Product, price, place, and promotion are the four Ps of marketing. These days, however, there's a frenetic obsession with promotion, confusion about place, and a hectic battle over price. Amid the chaos, that first P is often overlooked.
When product development is considered, it's often done so in a vacuum of internal research and development (R&D) or as a reflexive response to customer requests. There's nothing wrong with giving the people what they want—but if that's all you do, you're missing the chance for major innovations.
Here's why: If you ask people what they want, they will primarily give you responses based on what they've already seen. People are much better at processing and discussing what they know than they are at imagining new things. We can "want" only things that we have already seen or conceived of. So when you ask consumers what they want, you'll get only the tip of the iceberg of what's possible.
Think about a product like the Nintendo Wii. If you'd asked gamers what they wanted, no one would have said, "Less power, no backward compatibility, and a whole different type of controller." Not a one. They'd all have told you that they want more processor power, better graphics, more storage, etc.
But look at the monumental success of the Wii, and think about a lot of the responses to it when it first came out. People were surprised, delighted, and amazed. They never saw it coming, so they couldn't have told you they wanted it.
To get to the juiciest opportunities for product innovation, you have to roll up your sleeves and dig deeper. You have to study how consumers behave and interact with their needs and products. Then you can glean insights from what you've observed. Finally, you feed those insights to your marketing team in a creative environment—and watch the real innovation happen.
At this point you may be thinking, "That sounds great, but how would I actually do it?" Here are three core techniques to use:
1. Find the highs and the lows. Rather than asking consumers what they want, ask them about what they already have. What do they like about current products? What don't they like? They'll be able to give you much more useful information when they are drawing from personal experience.
2. Be a fly on the wall. Take a page from the book of Jane Goodall and observe your subjects as they use the products in everyday life. Try to see everything they do that relates to the need your product fills. There's a great story about how the legendary "Got Milk" campaign emerged from a media team observing real consumers with (and without) milk in their homes.
3. Look at the ecosystem. Few products exist in a vacuum. Chairs and desks are built at heights that work together. I buy motor oil because they make cars that require it. As the relevant peripheral products evolve, new opportunities emerge for you to evolve your product.
Here's a perfect example of innovation. Recently, Hefty announced that it is launching a new line of black "designer" kitchen trash bags. Why? Because it identified a consumer preference for kitchen trash cans that was shifting to black and stainless steel to complement newer trends in kitchen appliances.
The inspiring part of this is that whereas 46% of people thought these new bags were a good idea in concept, 85% planned to buy them again once they had a chance to try them.

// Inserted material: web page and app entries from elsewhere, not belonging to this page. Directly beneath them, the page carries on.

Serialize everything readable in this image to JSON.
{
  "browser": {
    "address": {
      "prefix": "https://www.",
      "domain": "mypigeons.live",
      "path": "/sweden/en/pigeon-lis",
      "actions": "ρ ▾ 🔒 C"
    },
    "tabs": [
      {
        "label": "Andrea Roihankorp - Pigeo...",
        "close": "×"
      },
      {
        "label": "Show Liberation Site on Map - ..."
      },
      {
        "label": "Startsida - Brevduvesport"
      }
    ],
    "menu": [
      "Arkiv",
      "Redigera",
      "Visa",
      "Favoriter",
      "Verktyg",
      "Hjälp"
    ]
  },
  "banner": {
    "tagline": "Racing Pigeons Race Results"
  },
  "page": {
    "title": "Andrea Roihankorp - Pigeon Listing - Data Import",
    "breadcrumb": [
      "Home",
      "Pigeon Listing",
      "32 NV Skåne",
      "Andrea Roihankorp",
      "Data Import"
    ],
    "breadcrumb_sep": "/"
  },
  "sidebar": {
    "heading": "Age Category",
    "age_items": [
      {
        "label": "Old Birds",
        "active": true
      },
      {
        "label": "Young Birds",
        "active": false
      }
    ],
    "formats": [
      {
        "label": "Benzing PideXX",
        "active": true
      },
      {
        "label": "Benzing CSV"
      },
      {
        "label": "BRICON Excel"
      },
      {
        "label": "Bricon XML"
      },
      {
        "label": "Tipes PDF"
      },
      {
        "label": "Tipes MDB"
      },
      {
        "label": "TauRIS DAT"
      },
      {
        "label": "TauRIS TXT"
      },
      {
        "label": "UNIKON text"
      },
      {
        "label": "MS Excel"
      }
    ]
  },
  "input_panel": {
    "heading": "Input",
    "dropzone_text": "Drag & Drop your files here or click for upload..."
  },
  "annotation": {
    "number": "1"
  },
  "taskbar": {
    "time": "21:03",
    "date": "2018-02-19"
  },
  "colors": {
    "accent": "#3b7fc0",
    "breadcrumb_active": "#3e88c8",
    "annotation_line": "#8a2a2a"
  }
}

The consumers didn't know they wanted it until they had it; but once they had it, they liked it and wanted it.
Innovation springs from understanding consumers better than they understand themselves. If you can do that, you'll reward them with great new products, and they'll reward you with sales and profits.